​Fitbit smart ring patent

​Fitbit is already part of Google but it doesn’t mean the Fitbit team will stop working on new products. After the Fitbit Luxe fitness tracker was announced, several updates and improvements are also being released. There was the Stress Management being released to other trackers and smartwatches, two-factor authentication to protect accounts, and the recent Fitbit OS Update that added health features and more. Now we’re learning about a new patent that will offer more accurate blood pressure and SpO2 tracking.

The Fitbit smart ring patent is a new sensor technology that can offer better accuracy. It’s not official yet but a patent has surfaced, telling us about a ring that can offer medical grade tracking for health and wellness purposes. The patent was submitted to the US Patent and Trademark Office and was later on spotted.

The filing tells us about a heart rate sensing smart ring design with important features. It was only published in June 2021 but the document was filed last year in December 2020.

The smart ring may also come with NFC which means the Fitbit Pay could be part of it. We can also look forward to a photodetector sensor. This one can check transmissive examination of blood oxygen levels–meaning better accuracy. Someday, glucose levels and blood pressure without the cuff may be tracked.

The patent says ”Systems can utilize the ring to monitor the oxygen saturation, pulse, blood pressure, glucose levels and lipd concentration”. That is enough to tell us the future wearable device will be useful.

A smart ring may work. We have seen similar concepts from years ago but nothing has really took off. There was that Samsung smart ring idea, the Talon smart ring game controller, and the Omate smart ring. Of course, we won’t forget the Oura ring, Amazon Echo Loop, and the Motiv Ring.

So this Fitbit smart ring seems interesting. It has potential to go big but we’re really not sure if many people will like the form factor. It can be used more extensively for medical purposes though.
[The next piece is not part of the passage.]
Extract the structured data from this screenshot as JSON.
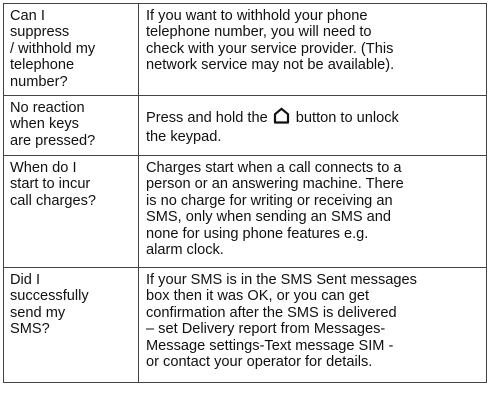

We’ll see.


Please enter your comment!
Please enter your name here

This site uses Akismet to reduce spam. Learn how your comment data is processed.